To do => Taking each line of the material in turn, count those with the string "text" and answer with the count alone.

Data for processing =>
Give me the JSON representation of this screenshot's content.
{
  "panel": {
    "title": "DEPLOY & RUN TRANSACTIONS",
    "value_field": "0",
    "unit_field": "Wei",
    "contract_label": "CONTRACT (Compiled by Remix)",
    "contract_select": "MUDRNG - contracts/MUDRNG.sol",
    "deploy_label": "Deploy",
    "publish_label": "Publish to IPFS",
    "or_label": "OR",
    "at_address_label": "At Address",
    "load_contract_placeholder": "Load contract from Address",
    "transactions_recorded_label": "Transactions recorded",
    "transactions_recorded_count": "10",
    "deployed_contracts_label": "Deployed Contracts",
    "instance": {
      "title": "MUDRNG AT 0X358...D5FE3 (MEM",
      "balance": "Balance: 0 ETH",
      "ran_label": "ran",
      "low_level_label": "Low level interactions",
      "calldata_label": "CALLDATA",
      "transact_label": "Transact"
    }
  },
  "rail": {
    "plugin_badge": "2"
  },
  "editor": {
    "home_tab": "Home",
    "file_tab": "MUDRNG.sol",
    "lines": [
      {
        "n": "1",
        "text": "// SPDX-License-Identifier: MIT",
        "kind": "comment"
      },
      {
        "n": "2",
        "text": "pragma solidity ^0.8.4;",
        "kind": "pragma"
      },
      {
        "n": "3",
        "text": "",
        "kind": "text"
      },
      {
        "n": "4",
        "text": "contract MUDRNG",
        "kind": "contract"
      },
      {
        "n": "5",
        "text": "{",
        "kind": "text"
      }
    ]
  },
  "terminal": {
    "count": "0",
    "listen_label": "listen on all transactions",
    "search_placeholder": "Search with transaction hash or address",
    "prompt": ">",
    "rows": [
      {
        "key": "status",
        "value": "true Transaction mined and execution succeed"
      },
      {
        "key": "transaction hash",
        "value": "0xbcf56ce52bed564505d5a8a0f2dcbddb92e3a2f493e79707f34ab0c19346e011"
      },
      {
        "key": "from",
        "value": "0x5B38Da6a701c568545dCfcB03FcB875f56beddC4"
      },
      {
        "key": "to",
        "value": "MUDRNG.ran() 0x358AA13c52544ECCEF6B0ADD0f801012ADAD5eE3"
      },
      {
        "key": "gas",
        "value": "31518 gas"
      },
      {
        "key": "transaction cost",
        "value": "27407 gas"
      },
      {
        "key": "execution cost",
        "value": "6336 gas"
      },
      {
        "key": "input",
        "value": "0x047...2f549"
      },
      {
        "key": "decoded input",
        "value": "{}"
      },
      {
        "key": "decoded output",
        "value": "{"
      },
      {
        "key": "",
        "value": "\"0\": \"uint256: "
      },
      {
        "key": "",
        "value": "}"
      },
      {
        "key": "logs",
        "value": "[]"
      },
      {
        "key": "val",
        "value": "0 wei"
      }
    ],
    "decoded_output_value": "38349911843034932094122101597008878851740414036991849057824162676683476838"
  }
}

Result below => 7